Users can "follow" other users, subscribing to the messages they post. They can easily follow complete strangers, since they do not usually need to ask for permission to do so, as one has to do on Facebook or LinkedIn. But just because Twitter users can link up with anyone anywhere, that doesn't mean that they necessarily do. When we looked at the Twitter accounts followed by the users in our original sample, we saw that 39 percent of the ties linked users located in the same region, a substantially higher percentage than could be expected even after knowing that most users were geographically concentrated.
Moreover, 75 percent of the ties connected users in the same country, a much larger share than would be predicted from the users' locations. Even for the ties connecting people in different regions, the majority (63 percent) were within the same country. It is also worth noting that the users were tightly clustered: The top 25 metropolitan areas accounted for 54 percent of the users, a lot more than their share of the world's population.

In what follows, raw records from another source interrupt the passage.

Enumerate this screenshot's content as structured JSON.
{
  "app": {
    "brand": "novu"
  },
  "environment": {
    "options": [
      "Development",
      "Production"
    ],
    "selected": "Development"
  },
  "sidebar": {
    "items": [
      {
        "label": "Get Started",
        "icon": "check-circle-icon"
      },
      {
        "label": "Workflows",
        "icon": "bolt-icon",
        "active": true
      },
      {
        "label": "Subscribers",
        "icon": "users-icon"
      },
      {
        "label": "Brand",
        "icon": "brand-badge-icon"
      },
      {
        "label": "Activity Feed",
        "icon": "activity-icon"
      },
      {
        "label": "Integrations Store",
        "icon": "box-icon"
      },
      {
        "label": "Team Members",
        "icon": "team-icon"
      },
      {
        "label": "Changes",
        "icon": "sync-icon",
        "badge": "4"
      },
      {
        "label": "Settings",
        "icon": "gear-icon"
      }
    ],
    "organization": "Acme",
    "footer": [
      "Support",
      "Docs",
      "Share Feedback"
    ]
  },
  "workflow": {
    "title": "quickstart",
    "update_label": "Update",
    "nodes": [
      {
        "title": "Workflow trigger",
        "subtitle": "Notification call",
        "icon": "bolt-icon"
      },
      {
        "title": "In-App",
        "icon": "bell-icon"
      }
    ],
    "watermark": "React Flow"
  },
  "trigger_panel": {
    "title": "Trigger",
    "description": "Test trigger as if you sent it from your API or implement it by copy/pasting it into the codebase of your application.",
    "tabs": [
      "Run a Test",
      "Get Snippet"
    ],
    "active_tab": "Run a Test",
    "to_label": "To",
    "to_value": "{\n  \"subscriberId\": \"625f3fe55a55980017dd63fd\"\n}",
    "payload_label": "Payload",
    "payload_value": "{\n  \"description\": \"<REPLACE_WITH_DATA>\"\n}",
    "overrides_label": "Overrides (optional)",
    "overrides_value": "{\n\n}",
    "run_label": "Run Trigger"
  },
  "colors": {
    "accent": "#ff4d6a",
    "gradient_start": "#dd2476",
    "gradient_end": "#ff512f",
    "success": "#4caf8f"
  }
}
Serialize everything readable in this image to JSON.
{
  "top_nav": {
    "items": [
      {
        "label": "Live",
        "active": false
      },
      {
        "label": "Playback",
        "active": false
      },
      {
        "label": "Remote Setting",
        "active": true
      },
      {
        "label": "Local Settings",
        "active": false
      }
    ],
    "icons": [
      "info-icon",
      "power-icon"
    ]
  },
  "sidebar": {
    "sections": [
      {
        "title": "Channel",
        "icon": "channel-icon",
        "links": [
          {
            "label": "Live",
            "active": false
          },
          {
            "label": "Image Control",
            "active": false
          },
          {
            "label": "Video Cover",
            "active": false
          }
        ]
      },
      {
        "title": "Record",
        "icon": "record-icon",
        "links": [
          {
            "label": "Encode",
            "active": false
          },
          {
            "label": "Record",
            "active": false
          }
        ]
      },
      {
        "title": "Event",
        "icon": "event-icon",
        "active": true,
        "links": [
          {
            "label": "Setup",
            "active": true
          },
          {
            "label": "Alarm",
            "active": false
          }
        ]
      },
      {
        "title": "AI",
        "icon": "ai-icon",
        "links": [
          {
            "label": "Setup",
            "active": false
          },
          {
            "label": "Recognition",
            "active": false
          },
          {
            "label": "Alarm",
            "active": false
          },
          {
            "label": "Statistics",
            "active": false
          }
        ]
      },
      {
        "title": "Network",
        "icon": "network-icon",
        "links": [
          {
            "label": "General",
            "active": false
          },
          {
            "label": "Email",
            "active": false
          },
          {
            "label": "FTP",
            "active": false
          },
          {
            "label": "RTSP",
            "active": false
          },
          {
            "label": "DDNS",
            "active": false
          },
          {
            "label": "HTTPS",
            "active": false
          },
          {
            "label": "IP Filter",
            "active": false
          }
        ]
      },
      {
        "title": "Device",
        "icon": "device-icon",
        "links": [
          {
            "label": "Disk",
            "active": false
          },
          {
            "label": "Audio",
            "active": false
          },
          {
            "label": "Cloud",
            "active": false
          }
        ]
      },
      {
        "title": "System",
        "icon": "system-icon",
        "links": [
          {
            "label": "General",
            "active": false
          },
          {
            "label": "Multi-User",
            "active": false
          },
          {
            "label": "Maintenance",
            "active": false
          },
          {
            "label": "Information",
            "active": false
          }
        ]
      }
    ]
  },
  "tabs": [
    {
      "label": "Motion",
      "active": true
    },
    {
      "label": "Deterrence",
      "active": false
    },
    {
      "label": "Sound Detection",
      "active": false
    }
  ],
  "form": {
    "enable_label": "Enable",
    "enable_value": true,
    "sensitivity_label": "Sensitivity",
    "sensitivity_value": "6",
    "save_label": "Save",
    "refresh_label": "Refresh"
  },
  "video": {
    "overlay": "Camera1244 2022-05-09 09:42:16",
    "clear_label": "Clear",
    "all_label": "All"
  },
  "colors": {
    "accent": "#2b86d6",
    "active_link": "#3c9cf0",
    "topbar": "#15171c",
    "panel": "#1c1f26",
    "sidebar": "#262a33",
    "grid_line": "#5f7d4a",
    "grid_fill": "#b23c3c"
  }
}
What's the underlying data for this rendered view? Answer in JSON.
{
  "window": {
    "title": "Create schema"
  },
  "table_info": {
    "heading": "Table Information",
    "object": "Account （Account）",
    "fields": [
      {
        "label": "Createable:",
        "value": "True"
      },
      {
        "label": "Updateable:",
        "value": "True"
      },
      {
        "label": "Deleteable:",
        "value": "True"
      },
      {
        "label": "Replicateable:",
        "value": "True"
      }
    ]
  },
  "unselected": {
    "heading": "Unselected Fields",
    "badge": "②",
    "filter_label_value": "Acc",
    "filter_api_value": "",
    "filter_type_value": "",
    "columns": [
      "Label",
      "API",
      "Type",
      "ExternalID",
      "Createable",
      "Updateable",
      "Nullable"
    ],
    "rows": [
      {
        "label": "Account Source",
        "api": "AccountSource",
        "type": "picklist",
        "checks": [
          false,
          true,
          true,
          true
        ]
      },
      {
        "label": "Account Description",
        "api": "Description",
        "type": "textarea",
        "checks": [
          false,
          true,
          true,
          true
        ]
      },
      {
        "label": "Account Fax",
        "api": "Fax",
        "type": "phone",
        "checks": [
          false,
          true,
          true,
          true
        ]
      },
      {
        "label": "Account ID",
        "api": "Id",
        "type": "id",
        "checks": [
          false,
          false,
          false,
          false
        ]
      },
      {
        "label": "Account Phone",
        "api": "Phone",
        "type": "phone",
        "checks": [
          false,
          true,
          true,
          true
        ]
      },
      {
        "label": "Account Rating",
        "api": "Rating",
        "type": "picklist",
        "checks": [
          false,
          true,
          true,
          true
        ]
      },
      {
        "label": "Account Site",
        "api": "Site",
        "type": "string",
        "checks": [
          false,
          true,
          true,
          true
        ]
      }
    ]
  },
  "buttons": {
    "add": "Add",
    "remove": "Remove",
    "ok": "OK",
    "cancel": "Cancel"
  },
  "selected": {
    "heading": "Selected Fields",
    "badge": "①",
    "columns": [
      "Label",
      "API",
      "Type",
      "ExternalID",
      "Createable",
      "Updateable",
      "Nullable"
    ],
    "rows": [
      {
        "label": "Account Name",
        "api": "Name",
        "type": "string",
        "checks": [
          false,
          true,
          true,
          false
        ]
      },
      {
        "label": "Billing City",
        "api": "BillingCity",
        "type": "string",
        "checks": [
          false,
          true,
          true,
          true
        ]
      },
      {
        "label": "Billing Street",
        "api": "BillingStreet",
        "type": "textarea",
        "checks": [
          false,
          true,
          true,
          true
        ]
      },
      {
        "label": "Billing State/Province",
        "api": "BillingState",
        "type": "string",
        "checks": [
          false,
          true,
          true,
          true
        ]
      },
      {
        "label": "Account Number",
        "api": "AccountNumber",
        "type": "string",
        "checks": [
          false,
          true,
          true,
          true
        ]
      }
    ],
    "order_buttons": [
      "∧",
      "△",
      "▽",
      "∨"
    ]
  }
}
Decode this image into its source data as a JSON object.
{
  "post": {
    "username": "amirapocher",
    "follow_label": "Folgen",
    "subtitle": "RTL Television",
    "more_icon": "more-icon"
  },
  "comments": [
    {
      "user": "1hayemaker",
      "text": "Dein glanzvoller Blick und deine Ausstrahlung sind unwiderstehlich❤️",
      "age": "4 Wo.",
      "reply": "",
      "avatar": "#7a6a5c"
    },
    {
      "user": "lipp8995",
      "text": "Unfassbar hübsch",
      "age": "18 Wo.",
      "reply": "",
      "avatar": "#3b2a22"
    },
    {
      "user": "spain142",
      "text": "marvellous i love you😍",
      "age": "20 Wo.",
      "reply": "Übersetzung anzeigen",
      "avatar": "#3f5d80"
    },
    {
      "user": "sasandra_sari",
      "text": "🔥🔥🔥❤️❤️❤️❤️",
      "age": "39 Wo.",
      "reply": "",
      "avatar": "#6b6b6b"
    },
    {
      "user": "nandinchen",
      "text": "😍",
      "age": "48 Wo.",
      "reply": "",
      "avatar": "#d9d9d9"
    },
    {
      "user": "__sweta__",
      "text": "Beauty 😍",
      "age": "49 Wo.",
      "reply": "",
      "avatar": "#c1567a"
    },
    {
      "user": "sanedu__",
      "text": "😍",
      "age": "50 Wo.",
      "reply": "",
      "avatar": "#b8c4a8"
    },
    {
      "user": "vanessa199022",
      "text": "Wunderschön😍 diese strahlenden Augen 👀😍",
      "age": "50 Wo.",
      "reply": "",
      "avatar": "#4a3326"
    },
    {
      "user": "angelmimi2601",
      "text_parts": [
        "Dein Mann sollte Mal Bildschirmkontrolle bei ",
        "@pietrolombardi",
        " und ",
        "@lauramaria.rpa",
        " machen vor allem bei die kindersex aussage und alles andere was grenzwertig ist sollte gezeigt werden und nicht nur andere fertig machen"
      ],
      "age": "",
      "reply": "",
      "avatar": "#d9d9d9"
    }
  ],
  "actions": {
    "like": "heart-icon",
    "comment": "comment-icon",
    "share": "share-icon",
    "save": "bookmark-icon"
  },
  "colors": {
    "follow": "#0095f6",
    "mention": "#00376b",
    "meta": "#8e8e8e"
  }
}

We tested our observations using statistical software, comparing a network of Twitter ties among the 25 largest regional clusters to four comparison networks -- datasets capturing different measures of proximity among those 25 clusters. Two of the comparison networks were based on the factors discussed above: They aimed to measure the physical distance between the clusters and whether the two clusters were in the same country. Another network analyzed the extent of similarity of language preferences in pairs of clusters. The fourth comparison network was based on the frequency of airline flights between clusters.
The network of airline connections between regions emerged as the single best predictor of how people connect on Twitter. Of course, the pattern of airline flights disproportionately link places that are near each other (the second-most frequent route in our dataset was the seven-minute helicopter ride from Nice to Monaco), are in the same country, or are in countries with the same dominant language. What we found interesting was that when the flow of air traffic deviates from this general tendency of just connecting nearby places in the same country speaking the same language, the Twitter ties follow.
Our study used data collected in 2009. Since then, there has been an explosion of interest in location-based media. Firefox 3.5, an Internet browser released in the summer of 2009, made it possible for Web sites to request users' locations (with their permission). Twitter and other services soon started making use of this feature, attaching a location to individual tweets and including such data when making tweets available through programming applications. This, in turn, has increasingly enabled services that help people find local content. While this attention to location reflects the growing realization that Internet users are disproportionately interested in local information, it also further facilitates the localization of the Internet.
We can lament such parochialism, but in the end, it just reflects the fact that Internet users' interests have always been primarily local and that today's technology might just be catering to its users.
Our exploration of Twitter illustrates the complex relationship between Internet and place that is explored in closer detail by the scholars Lee Rainie and Barry Wellman in their new book, Networked, and by Yuri Takhteyev (a co-author of this article) in his forthcoming Coding Places. Both books document how people form long-distance ties, connecting with like-minded people across the globe, while paying close attention to the ways in which place continues to matter. Thomas Friedman got it only half right when he wrote The World Is Flat. It is true that international connections are increasingly central to how the modern world operates. These connections, however, depend on local interactions and build on international ties that existed long before the digital age. The world is not flat, it is lumpy.